Bonnie said...

To me it doesn't matter on the authors photo. I want the story to be worth reading. Tho I do like to see a picture who wrote the story so I can see them in my mind.
After reading the comments about which picture was a better choice for the book I would agree the urban was the right choice. And I was one of those who thought it was a sexy picture. The runner up picture was the sister I know!
It was great book and I couldn't put it down. Read it in one shot!

Helen said...

I don't usually even look at the author photo until I've finished the book, then I notice it on the flap.

I like the leather babe one for Stalking. If I'd read Stalking then turned to your picture, if it were the other one, I'd think, wait a minute, what is she -- 16?

Wilfred Bereswill said...


I've had make-up once and I covered that on the blog I did for you (think cruise). I will have make-up maybe two more times in my life. When I'm on Oprah and when they put me in the coffin. One of those, I look forward to. I hear high definition is a byotch.

jennieb said...

I think we all remember that blog fondly, Will! ;-)

I like your picture. And you remind me of somebody, but I'm not sure who. Of course, that could be just the photo. I've seen pictures of people I wouldn't recognize if I met them on the street. In other words, they look nothing like their photos. Somehow, the photographer managed to snap them just at the moment when they looked damned good and totally unlike themselves, and that's the picture they chose to go with. In my other life, I'm a realtor, so headshots play a role there too, and there are some of us who have what amounts to retouched Glamour Shots on our business cards. (Not me, I assure you.) It's weird when you've seen someone's picture on their card or website, and then, when you meet them, they're fifteen years older and look nothing like the photo.

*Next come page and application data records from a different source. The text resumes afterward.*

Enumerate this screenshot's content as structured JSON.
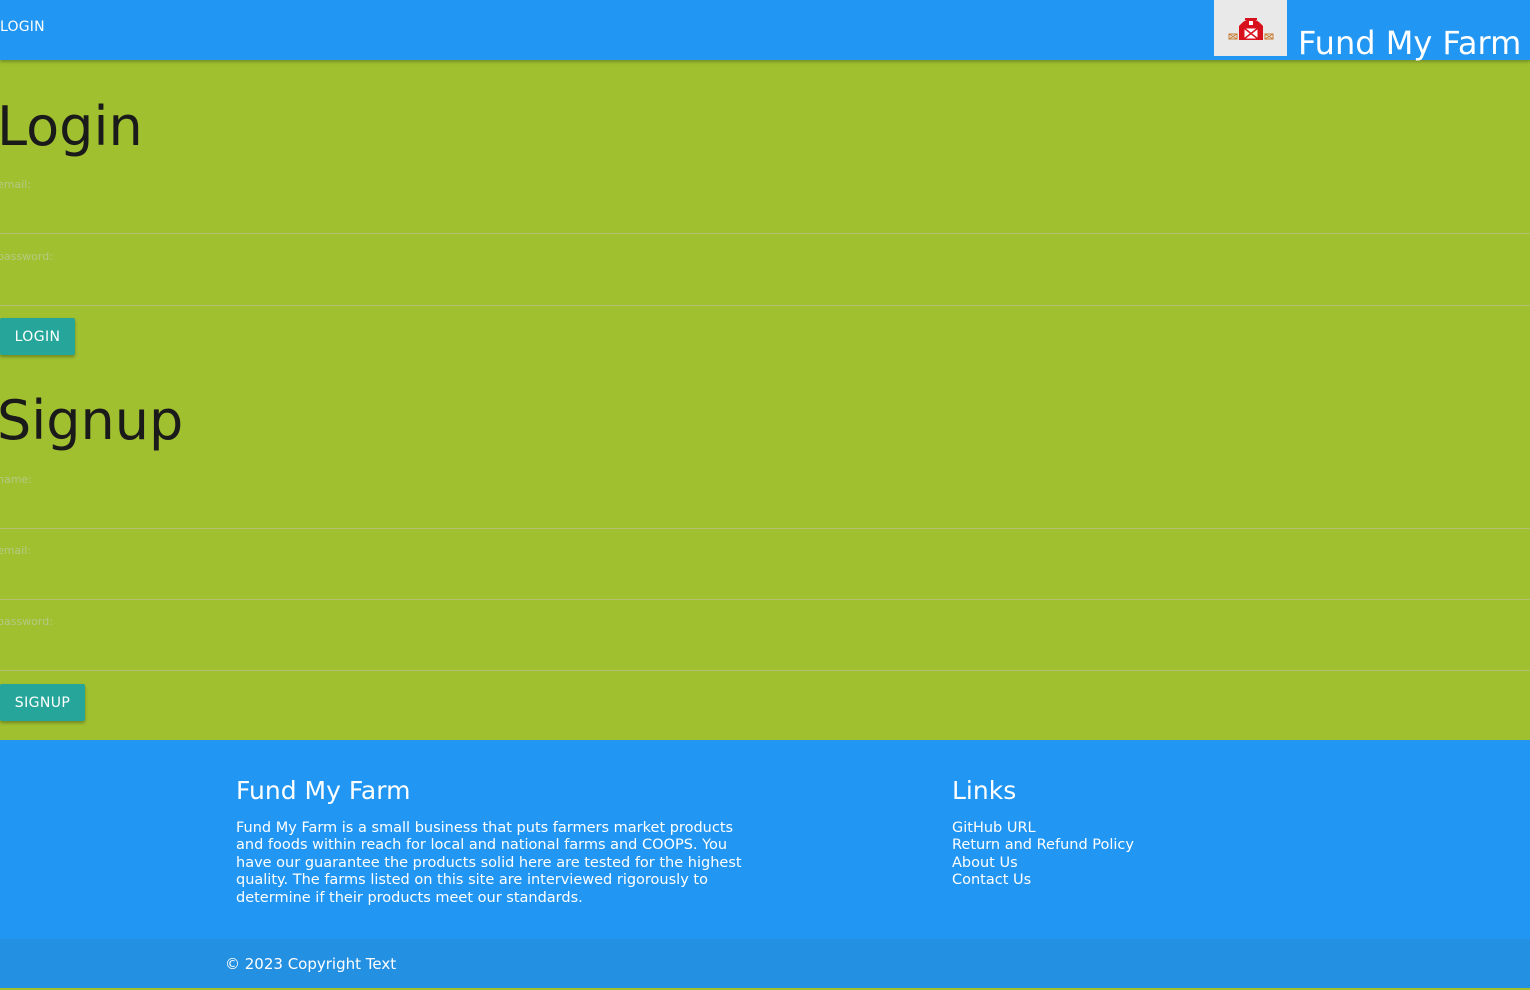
{
  "nav": {
    "login_link": "LOGIN",
    "brand": "Fund My Farm",
    "logo_icon": "barn-icon",
    "color": "#2196f3"
  },
  "login": {
    "heading": "Login",
    "email_label": "email:",
    "password_label": "password:",
    "button": "LOGIN"
  },
  "signup": {
    "heading": "Signup",
    "name_label": "name:",
    "email_label": "email:",
    "password_label": "password:",
    "button": "SIGNUP"
  },
  "footer": {
    "title": "Fund My Farm",
    "description": "Fund My Farm is a small business that puts farmers market products and foods within reach for local and national farms and COOPS. You have our guarantee the products solid here are tested for the highest quality. The farms listed on this site are interviewed rigorously to determine if their products meet our standards.",
    "links_title": "Links",
    "links": [
      "GitHub URL",
      "Return and Refund Policy",
      "About Us",
      "Contact Us"
    ],
    "copyright": "© 2023 Copyright Text"
  },
  "colors": {
    "main_background": "#a0c030",
    "button": "#26a69a",
    "copyright_bar": "#2490e2"
  }
}
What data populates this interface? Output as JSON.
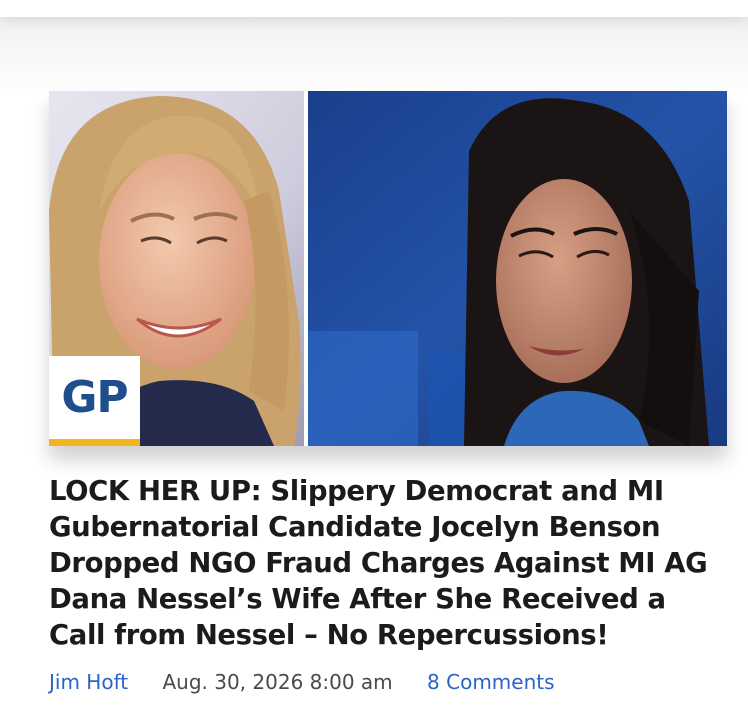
{
  "article": {
    "image": {
      "logo_text": "GP",
      "colors": {
        "logo_blue": "#1e4e8c",
        "logo_gold": "#f2b51e",
        "stage_blue": "#1f4fa0"
      }
    },
    "headline": "LOCK HER UP: Slippery Democrat and MI Gubernatorial Candidate Jocelyn Benson Dropped NGO Fraud Charges Against MI AG Dana Nessel’s Wife After She Received a Call from Nessel – No Repercussions!",
    "meta": {
      "author": "Jim Hoft",
      "date": "Aug. 30, 2026 8:00 am",
      "comments": "8 Comments"
    }
  },
  "colors": {
    "link": "#2c63c9",
    "text": "#1b1b1b",
    "meta_gray": "#4a4a4a"
  }
}
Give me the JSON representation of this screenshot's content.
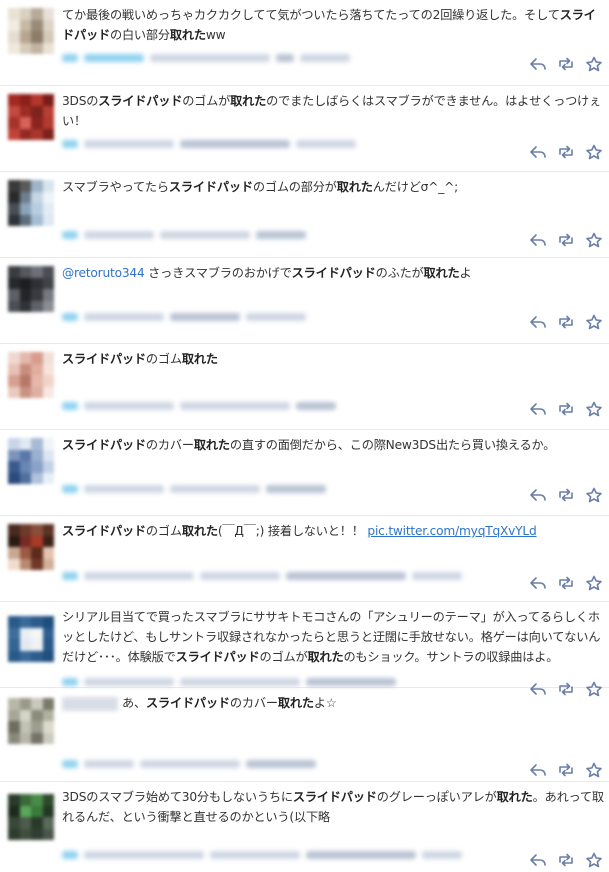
{
  "tweets": [
    {
      "segments": [
        {
          "t": "てか最後の戦いめっちゃカクカクしてて気がついたら落ちてたっての2回繰り返した。そして",
          "b": false
        },
        {
          "t": "スライドパッド",
          "b": true
        },
        {
          "t": "の白い部分",
          "b": false
        },
        {
          "t": "取れた",
          "b": true
        },
        {
          "t": "ww",
          "b": false
        }
      ],
      "avatar_colors": [
        "#e8e2d4",
        "#d8d0c0",
        "#b8aa98",
        "#e6e0d8",
        "#f0ece2",
        "#c8b8a4",
        "#9a8a78",
        "#ddd4c6",
        "#e4ddd0",
        "#b7a591",
        "#8d7c6a",
        "#d4c9b8",
        "#efe9dd",
        "#d6cbbb",
        "#c2b4a2",
        "#e9e2d6"
      ]
    },
    {
      "segments": [
        {
          "t": "3DSの",
          "b": false
        },
        {
          "t": "スライドパッド",
          "b": true
        },
        {
          "t": "のゴムが",
          "b": false
        },
        {
          "t": "取れた",
          "b": true
        },
        {
          "t": "のでまたしばらくはスマブラができません。はよせくっつけぇい！",
          "b": false
        }
      ],
      "avatar_colors": [
        "#a22a22",
        "#8c1f1a",
        "#b5362d",
        "#7a1c18",
        "#c24a3e",
        "#9e2c24",
        "#7d231e",
        "#b83e33",
        "#a6332a",
        "#d6625a",
        "#8a241e",
        "#b33a30",
        "#c14338",
        "#932a22",
        "#a8362c",
        "#7c201a"
      ]
    },
    {
      "segments": [
        {
          "t": "スマブラやってたら",
          "b": false
        },
        {
          "t": "スライドパッド",
          "b": true
        },
        {
          "t": "のゴムの部分が",
          "b": false
        },
        {
          "t": "取れた",
          "b": true
        },
        {
          "t": "んだけどσ^_^;",
          "b": false
        }
      ],
      "avatar_colors": [
        "#3a3a3a",
        "#5a5a5a",
        "#9fb4c8",
        "#d8e4ee",
        "#2a2a2a",
        "#6d7f90",
        "#c4d6e4",
        "#eef4f8",
        "#4a4f55",
        "#8aa4bb",
        "#b9cde0",
        "#e2ecf4",
        "#2f3338",
        "#5d6e7e",
        "#a5bdd2",
        "#dce8f2"
      ]
    },
    {
      "mention": "@retoruto344",
      "segments": [
        {
          "t": " さっきスマブラのおかげで",
          "b": false
        },
        {
          "t": "スライドパッド",
          "b": true
        },
        {
          "t": "のふたが",
          "b": false
        },
        {
          "t": "取れた",
          "b": true
        },
        {
          "t": "よ",
          "b": false
        }
      ],
      "avatar_colors": [
        "#3a3c40",
        "#55585e",
        "#6d7076",
        "#4a4d52",
        "#26282c",
        "#1c1e21",
        "#2e3034",
        "#404347",
        "#5c6066",
        "#222428",
        "#383b40",
        "#76797f",
        "#4b4e53",
        "#303338",
        "#5f6369",
        "#8a8d92"
      ]
    },
    {
      "segments": [
        {
          "t": "スライドパッド",
          "b": true
        },
        {
          "t": "のゴム",
          "b": false
        },
        {
          "t": "取れた",
          "b": true
        }
      ],
      "avatar_colors": [
        "#f0d8d0",
        "#e4b8ac",
        "#d89c8c",
        "#f2e0d8",
        "#e8c2b6",
        "#c98d7e",
        "#e0ad9f",
        "#f4e4dc",
        "#d7a090",
        "#b7786a",
        "#e6b8aa",
        "#f0d4ca",
        "#e9cabd",
        "#c99282",
        "#ddb0a2",
        "#f6e8e2"
      ]
    },
    {
      "segments": [
        {
          "t": "スライドパッド",
          "b": true
        },
        {
          "t": "のカバー",
          "b": false
        },
        {
          "t": "取れた",
          "b": true
        },
        {
          "t": "の直すの面倒だから、この際New3DS出たら買い換えるか。",
          "b": false
        }
      ],
      "avatar_colors": [
        "#c8d4e8",
        "#e0e8f4",
        "#a8bad6",
        "#f0f4fa",
        "#7c94bc",
        "#5a78a8",
        "#9ab0d0",
        "#dce6f2",
        "#3a5a8e",
        "#6a86b4",
        "#8aa2c8",
        "#c4d2e6",
        "#2c4a7c",
        "#5070a0",
        "#b0c2dc",
        "#e8eef6"
      ]
    },
    {
      "segments": [
        {
          "t": "スライドパッド",
          "b": true
        },
        {
          "t": "のゴム",
          "b": false
        },
        {
          "t": "取れた",
          "b": true
        },
        {
          "t": "(￣Д￣;) 接着しないと！！ ",
          "b": false
        }
      ],
      "link": "pic.twitter.com/myqTqXvYLd",
      "avatar_colors": [
        "#4a2a1e",
        "#6c3a2a",
        "#8a4e3a",
        "#5a3222",
        "#2a1a12",
        "#7a2a20",
        "#a83a2a",
        "#3a2218",
        "#c8a890",
        "#9a5a44",
        "#5e2a1c",
        "#e2c4ae",
        "#f0dccc",
        "#b88a70",
        "#703828",
        "#d0b098"
      ]
    },
    {
      "segments": [
        {
          "t": "シリアル目当てで買ったスマブラにササキトモコさんの「アシュリーのテーマ」が入ってるらしくホッとしたけど、もしサントラ収録されなかったらと思うと迂闊に手放せない。格ゲーは向いてないんだけど･･･。体験版で",
          "b": false
        },
        {
          "t": "スライドパッド",
          "b": true
        },
        {
          "t": "のゴムが",
          "b": false
        },
        {
          "t": "取れた",
          "b": true
        },
        {
          "t": "のもショック。サントラの収録曲はよ。",
          "b": false
        }
      ],
      "avatar_colors": [
        "#2a5a8a",
        "#3a6a9a",
        "#2c5c8c",
        "#1e4e7e",
        "#3e6e9e",
        "#e8eef4",
        "#f4f6f8",
        "#2e5e8e",
        "#346494",
        "#e4eaf2",
        "#f0f2f6",
        "#285888",
        "#2a5a8a",
        "#3a6a9a",
        "#2c5c8c",
        "#204f80"
      ]
    },
    {
      "mention_blur": true,
      "segments": [
        {
          "t": "あ、",
          "b": false
        },
        {
          "t": "スライドパッド",
          "b": true
        },
        {
          "t": "のカバー",
          "b": false
        },
        {
          "t": "取れた",
          "b": true
        },
        {
          "t": "よ☆",
          "b": false
        }
      ],
      "avatar_colors": [
        "#b8b8a8",
        "#9a9a8a",
        "#c8c8bc",
        "#7a7a6a",
        "#a6a696",
        "#d4d4c8",
        "#8c8c7c",
        "#b2b2a2",
        "#6e6e60",
        "#c2c2b4",
        "#9e9e90",
        "#dadace",
        "#8a8a7c",
        "#b6b6a8",
        "#74746a",
        "#cacabe"
      ]
    },
    {
      "segments": [
        {
          "t": "3DSのスマブラ始めて30分もしないうちに",
          "b": false
        },
        {
          "t": "スライドパッド",
          "b": true
        },
        {
          "t": "のグレーっぽいアレが",
          "b": false
        },
        {
          "t": "取れた",
          "b": true
        },
        {
          "t": "。あれって取れるんだ、という衝撃と直せるのかという(以下略",
          "b": false
        }
      ],
      "avatar_colors": [
        "#2a3a2a",
        "#3a6a3a",
        "#4a8a4a",
        "#2e4a2e",
        "#1e2a1e",
        "#5aa65a",
        "#3a7a3a",
        "#263626",
        "#384838",
        "#4c5c4c",
        "#2a3a2a",
        "#5a6a5a",
        "#2e3e2e",
        "#404e40",
        "#323e32",
        "#4a564a"
      ]
    }
  ],
  "icons": [
    "reply-icon",
    "retweet-icon",
    "favorite-icon"
  ]
}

Sorry for the rambling.

Julie Kramer said...

Hey Helen, I actually wouldn't mind it if folks thought I was 16. Especially since I have a 17 year old.

Also, I broke down and bought the air brush makeup kit since I'm doing quite a few TV interviews and those lights can be unkind.

Wilfred Bereswill said...

The first conference I went to, I looked on the web and memorized the pictures of the agents and editors so I could accidentally bump into them.

I was astonished to realize I could pick out a damn one of them. They all must have been taken 10 years prior and photoshopped to death.

Jennie, I've heard that before. One person came up to me and said I looked like Jim Belushi another said Bono. I see no resemblence to either.

JennieB said...

I think I may have been thinking of Bill Pullman. Not sure, though. I'll keep thinking on it.

I'm told in one of my pictures I look like Meredith Viera. Not sure whether that's good or bad... I know I don't look like her the rest of the time, though, so it's truly all in the moment the shot was taken.

zoowriter said...

I vote for sultry!
I came up with what I thought was a wonderful concept for my own first author photo. Since NIGHT KILL features a zookeeper, I would pose for a studio portrait wearing a slinky black sweater, black pants, and gold jewelry and would pose with a shovel, rake, and bucket, tools of my former trade. I even had a pile of authentic horse by-product to add verisimilitude. I thought the contrast would be hilarious. Alas, some people exist to take the fun out of life. My sister and the photographer talked me out of it. The resulting head shot is cute (way cuter than I really am), but, sigh... kinda standard. Ann Littlewood

dan said...

jeez, relax on the photo thing. it does not matter at all what you look like, get over it. how vain.

that alley foto is terrible btw

just be yourself!

Tufts 1971